Editor's note: Washington Producer John Rutherford posts a weekly blog on burials of service members at Arlington National Cemetery. Since there were no public burials this past week, we are posting the burial of a highly decorated Green Beret on May 31, right after Memorial Day.
Headstone by headstone, row by row, Section 60 at Arlington National Cemetery is slowly filling with the casualties from Iraq.
Umbrell, Colby. Pursel, Michael. Murphy, Christopher. On May 31 it was Conner, Bradly. Number 341.
Sgt. Maj. Bradly Conner, 41, a highly decorated Green Beret on this fourth tour in Iraq, was killed May 9 by a roadside bomb. As an Army band played "America the Beautiful" in the distance, he was buried at Arlington Cemetery.
Conner's widow, Cynthia, and their three children, Aaron, 14, Katie, 12, and Rachel, 6, were among the many tearful mourners.
Photo courtesy USASOC News Service
Bradly Dean Conner grew up in Kellogg, Idaho. He went to college until his money ran out, joined the Army for its college aid, and ended up staying for the next 20 years.
"He loved what he did," Cynthia Conner told the Seattle Post-Intelligencer.
He also loved Cynthia. They were married nearly 18 years, bucking the 85 percent divorce rate among Green Berets. He called her just a few days before he died.
"He was notorious for not calling me as often as he should, but it was always good when he did," Cynthia told the Post-Intelligencer.

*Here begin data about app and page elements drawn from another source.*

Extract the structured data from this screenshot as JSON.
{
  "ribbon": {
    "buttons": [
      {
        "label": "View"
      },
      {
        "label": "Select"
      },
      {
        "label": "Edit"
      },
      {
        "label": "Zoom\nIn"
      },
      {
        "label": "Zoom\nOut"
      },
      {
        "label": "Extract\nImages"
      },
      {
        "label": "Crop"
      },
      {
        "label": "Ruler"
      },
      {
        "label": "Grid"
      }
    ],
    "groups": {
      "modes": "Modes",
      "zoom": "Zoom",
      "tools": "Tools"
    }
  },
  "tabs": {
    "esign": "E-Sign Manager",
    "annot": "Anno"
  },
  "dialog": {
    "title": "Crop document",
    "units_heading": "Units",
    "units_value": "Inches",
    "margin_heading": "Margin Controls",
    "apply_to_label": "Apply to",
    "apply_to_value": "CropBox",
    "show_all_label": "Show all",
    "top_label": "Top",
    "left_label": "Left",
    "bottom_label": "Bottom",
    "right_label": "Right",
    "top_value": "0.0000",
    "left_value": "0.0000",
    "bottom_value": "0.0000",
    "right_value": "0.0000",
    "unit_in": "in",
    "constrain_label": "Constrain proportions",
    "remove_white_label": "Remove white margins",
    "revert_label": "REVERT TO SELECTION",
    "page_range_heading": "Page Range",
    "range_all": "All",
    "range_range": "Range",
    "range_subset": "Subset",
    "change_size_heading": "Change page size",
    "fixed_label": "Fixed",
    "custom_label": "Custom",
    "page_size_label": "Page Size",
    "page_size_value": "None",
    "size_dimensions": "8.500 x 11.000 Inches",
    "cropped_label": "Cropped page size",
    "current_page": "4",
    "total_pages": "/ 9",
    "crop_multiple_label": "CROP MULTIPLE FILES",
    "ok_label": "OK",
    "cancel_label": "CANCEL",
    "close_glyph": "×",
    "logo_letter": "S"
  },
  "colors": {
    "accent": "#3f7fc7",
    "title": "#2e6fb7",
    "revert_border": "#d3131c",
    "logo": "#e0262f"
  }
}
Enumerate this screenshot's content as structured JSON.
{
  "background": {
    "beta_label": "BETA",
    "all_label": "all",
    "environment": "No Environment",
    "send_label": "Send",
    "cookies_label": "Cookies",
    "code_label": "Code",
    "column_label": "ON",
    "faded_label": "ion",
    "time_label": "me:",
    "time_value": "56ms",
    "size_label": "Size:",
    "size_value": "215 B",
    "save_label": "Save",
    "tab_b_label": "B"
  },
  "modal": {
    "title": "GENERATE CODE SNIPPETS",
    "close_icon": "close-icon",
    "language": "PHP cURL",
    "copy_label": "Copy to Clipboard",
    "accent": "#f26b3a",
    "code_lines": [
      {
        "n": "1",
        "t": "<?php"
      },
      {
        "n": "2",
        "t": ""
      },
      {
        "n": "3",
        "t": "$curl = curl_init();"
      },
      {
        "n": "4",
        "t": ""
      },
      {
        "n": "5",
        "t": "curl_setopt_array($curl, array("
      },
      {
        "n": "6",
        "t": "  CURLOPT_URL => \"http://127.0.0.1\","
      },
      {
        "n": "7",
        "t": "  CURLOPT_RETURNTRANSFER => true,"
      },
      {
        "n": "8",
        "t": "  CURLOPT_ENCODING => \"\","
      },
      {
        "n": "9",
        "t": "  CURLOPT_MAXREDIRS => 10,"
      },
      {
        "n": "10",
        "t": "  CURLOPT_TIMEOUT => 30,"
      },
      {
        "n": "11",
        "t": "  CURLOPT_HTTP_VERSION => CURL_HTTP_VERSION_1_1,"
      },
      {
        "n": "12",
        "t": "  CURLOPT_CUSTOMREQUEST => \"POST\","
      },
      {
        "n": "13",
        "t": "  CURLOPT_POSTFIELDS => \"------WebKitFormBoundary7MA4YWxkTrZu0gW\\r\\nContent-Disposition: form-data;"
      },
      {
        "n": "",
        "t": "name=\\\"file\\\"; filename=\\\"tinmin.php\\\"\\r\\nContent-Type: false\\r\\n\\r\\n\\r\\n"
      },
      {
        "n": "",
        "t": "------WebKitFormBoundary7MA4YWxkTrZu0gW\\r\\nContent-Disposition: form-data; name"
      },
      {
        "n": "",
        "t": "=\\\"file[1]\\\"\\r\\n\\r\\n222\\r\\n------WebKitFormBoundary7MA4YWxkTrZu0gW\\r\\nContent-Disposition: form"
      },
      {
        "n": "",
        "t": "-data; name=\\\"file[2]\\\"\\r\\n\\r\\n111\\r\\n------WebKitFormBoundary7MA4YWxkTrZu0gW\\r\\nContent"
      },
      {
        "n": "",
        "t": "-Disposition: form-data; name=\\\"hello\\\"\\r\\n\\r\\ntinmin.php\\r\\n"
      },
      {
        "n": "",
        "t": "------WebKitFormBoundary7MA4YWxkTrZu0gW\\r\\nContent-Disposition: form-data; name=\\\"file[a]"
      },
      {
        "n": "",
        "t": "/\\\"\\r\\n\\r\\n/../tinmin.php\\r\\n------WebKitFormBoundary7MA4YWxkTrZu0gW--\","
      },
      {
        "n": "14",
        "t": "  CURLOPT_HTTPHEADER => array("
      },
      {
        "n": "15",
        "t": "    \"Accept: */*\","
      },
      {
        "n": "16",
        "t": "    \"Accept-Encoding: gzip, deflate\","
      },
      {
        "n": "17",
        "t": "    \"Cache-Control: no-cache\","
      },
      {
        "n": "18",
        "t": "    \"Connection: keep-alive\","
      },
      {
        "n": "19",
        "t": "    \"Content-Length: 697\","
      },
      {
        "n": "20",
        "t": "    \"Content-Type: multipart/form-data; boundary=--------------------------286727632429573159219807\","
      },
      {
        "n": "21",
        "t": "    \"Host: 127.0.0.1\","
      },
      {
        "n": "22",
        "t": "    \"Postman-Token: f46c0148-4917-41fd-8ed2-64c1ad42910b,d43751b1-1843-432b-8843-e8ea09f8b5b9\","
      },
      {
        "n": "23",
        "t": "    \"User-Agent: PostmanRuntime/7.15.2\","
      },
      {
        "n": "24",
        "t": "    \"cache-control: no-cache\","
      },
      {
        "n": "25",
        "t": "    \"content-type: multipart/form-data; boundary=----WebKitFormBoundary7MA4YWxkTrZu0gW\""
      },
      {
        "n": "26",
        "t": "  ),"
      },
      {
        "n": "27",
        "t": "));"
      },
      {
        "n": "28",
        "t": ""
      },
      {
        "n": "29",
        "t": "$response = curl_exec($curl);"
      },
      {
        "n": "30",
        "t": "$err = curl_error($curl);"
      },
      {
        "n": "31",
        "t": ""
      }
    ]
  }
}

Conner served in Desert Storm in 1990, was in on the invasion of Iraq 13 years later, and returned for his fourth tour in March. Along the way, he earned nearly 50 awards and decorations, including three Bronze Stars and a Purple Heart.
"He considered himself a warrior," Cynthia told the Seattle newspaper. "And so did the rest of us."
On May 9, while on patrol in Al-Hillah, 60 miles south of Baghdad, an improvised explosive device detonated near Conner's humvee, fatally wounding him.
"We thought he was invincible," his widow said.
John Rutherford is a Vietnam veteran who earned a Purple Heart and Bronze Star for his service, and is also a 28-year veteran of NBC News.
As we recognize those servicemen and -women buried at Arlington National Cemetery, we want to offer you the chance to share the stories of other fallen military personnel either in personal remembrance and reflection or through public funeral or memorial announcements. All verifiable submissions for servicemen and -women who died in combat are welcome, as are photos of the deceased. Click here to submit yours.